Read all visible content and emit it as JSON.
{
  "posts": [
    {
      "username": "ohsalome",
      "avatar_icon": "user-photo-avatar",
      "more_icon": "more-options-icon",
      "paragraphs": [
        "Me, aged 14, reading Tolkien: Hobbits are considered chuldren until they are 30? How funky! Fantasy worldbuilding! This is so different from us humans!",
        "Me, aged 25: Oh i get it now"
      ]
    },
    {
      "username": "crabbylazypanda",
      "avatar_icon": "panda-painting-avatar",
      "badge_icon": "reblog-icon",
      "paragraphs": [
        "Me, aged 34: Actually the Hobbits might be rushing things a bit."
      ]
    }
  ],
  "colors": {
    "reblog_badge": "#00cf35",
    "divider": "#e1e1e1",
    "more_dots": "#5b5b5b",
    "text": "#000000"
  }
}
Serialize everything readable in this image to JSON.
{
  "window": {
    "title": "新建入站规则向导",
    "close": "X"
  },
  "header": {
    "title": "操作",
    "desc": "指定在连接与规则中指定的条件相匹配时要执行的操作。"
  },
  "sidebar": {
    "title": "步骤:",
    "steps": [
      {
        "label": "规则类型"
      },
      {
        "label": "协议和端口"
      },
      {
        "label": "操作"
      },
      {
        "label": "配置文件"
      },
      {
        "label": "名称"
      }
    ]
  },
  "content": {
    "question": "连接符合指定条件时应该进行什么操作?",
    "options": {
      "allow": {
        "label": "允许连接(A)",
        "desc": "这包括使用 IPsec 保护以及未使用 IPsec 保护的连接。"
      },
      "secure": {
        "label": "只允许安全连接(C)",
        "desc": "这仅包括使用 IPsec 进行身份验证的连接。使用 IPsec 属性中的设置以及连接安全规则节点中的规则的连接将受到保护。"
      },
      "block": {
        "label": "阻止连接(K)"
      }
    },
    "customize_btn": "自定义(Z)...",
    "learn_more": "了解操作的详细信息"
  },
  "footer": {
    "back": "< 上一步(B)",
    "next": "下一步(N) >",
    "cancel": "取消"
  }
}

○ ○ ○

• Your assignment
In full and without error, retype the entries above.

• Solution
Read all visible content and emit it as JSON.
{
  "posts": [
    {
      "username": "ohsalome",
      "avatar_icon": "user-photo-avatar",
      "more_icon": "more-options-icon",
      "paragraphs": [
        "Me, aged 14, reading Tolkien: Hobbits are considered chuldren until they are 30? How funky! Fantasy worldbuilding! This is so different from us humans!",
        "Me, aged 25: Oh i get it now"
      ]
    },
    {
      "username": "crabbylazypanda",
      "avatar_icon": "panda-painting-avatar",
      "badge_icon": "reblog-icon",
      "paragraphs": [
        "Me, aged 34: Actually the Hobbits might be rushing things a bit."
      ]
    }
  ],
  "colors": {
    "reblog_badge": "#00cf35",
    "divider": "#e1e1e1",
    "more_dots": "#5b5b5b",
    "text": "#000000"
  }
}
Serialize everything readable in this image to JSON.
{
  "window": {
    "title": "新建入站规则向导",
    "close": "X"
  },
  "header": {
    "title": "操作",
    "desc": "指定在连接与规则中指定的条件相匹配时要执行的操作。"
  },
  "sidebar": {
    "title": "步骤:",
    "steps": [
      {
        "label": "规则类型"
      },
      {
        "label": "协议和端口"
      },
      {
        "label": "操作"
      },
      {
        "label": "配置文件"
      },
      {
        "label": "名称"
      }
    ]
  },
  "content": {
    "question": "连接符合指定条件时应该进行什么操作?",
    "options": {
      "allow": {
        "label": "允许连接(A)",
        "desc": "这包括使用 IPsec 保护以及未使用 IPsec 保护的连接。"
      },
      "secure": {
        "label": "只允许安全连接(C)",
        "desc": "这仅包括使用 IPsec 进行身份验证的连接。使用 IPsec 属性中的设置以及连接安全规则节点中的规则的连接将受到保护。"
      },
      "block": {
        "label": "阻止连接(K)"
      }
    },
    "customize_btn": "自定义(Z)...",
    "learn_more": "了解操作的详细信息"
  },
  "footer": {
    "back": "< 上一步(B)",
    "next": "下一步(N) >",
    "cancel": "取消"
  }
}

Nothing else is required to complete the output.